Four of our CHAIRE Graduate Students Madeline Winans, Shannon Kelley, Yolonda Bradshaw, and Zach England have completing their thesis exams and are now preparing to graduate this semester. Madeline’s defense seminar was titled “Measuring the Welfare Effect of Facility Relocation on a Population of California Sea Lions (Zalophus californiaus)” which was completed in partnership with the Columbus Zoo and Aquarium (CZA). Through her research, Madeline helped the zoo quantify the impact of transfer on the animals’ welfare using behavioral data and hair and salivary cortisol measurements. Madeline is interested in continuing her education in the future as well as pursuing opportunities within the university. This summer she will also continue to work with CZA completing additional projects that began during her master’s program working with their sea lion population.
The title of Shannon’s thesis seminar was “The Influence of Human-Animal Interactions on Psychological and Physiological Responses in College Students and Animals.” Shannon evaluated the influence of interactions on both college students as well as the animal species involved which were dogs, goats, and mini-donkeys. Her data collection included survey analysis, heart rate monitoring, and behavioral observations of the animals. Shannon has been accepted into the OSU College of Veterinary Medicine and will begin veterinary school this coming fall.
Yolonda’s thesis seminar was titled, “The Impact of Breed Identification and Adopter-Dog Behavior on the Adoptability of Shelter Dogs,” which was in partnership with the Franklin County Dog Shelter and Adoption Center. Her data collection included behavioral observations of the dogs during interactions with potential adopters and pre and post surveys. She is currently working as the training and enrichment program manager at a humane society in Illinois.
The title of Zach’s thesis seminar was “Assessing the Impacts of Environmental Changes on African Penguins’ Personality, Behavior, and Biomarkers.” This project was also in partnership with CZA, and Zach measured the potential impact of environmental changes through personality surveys, behavioral observations, and measurements of fecal corticosterone." Zach is currently pursuing opportunities within the university with an interest in continuing his research and outreach the area of animal welfare.
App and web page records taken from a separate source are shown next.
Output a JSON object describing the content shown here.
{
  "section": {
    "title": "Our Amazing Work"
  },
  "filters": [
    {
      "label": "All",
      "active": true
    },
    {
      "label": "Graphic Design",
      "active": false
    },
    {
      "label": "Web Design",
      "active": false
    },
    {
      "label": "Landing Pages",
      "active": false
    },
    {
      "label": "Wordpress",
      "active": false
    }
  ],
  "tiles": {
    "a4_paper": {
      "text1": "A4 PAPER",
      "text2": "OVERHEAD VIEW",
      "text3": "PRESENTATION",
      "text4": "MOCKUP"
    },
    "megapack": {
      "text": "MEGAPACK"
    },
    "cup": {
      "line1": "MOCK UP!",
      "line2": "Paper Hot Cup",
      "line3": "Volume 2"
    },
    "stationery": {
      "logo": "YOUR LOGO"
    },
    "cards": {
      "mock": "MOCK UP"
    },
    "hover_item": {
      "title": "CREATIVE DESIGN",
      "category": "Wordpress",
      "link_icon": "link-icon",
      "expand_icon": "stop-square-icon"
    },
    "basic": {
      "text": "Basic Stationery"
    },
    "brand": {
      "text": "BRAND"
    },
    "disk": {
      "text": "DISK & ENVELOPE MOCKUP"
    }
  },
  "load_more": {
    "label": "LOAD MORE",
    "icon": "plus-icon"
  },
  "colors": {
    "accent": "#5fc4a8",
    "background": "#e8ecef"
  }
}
We are very proud of all four of our graduate students and wish them well on their future endeavors!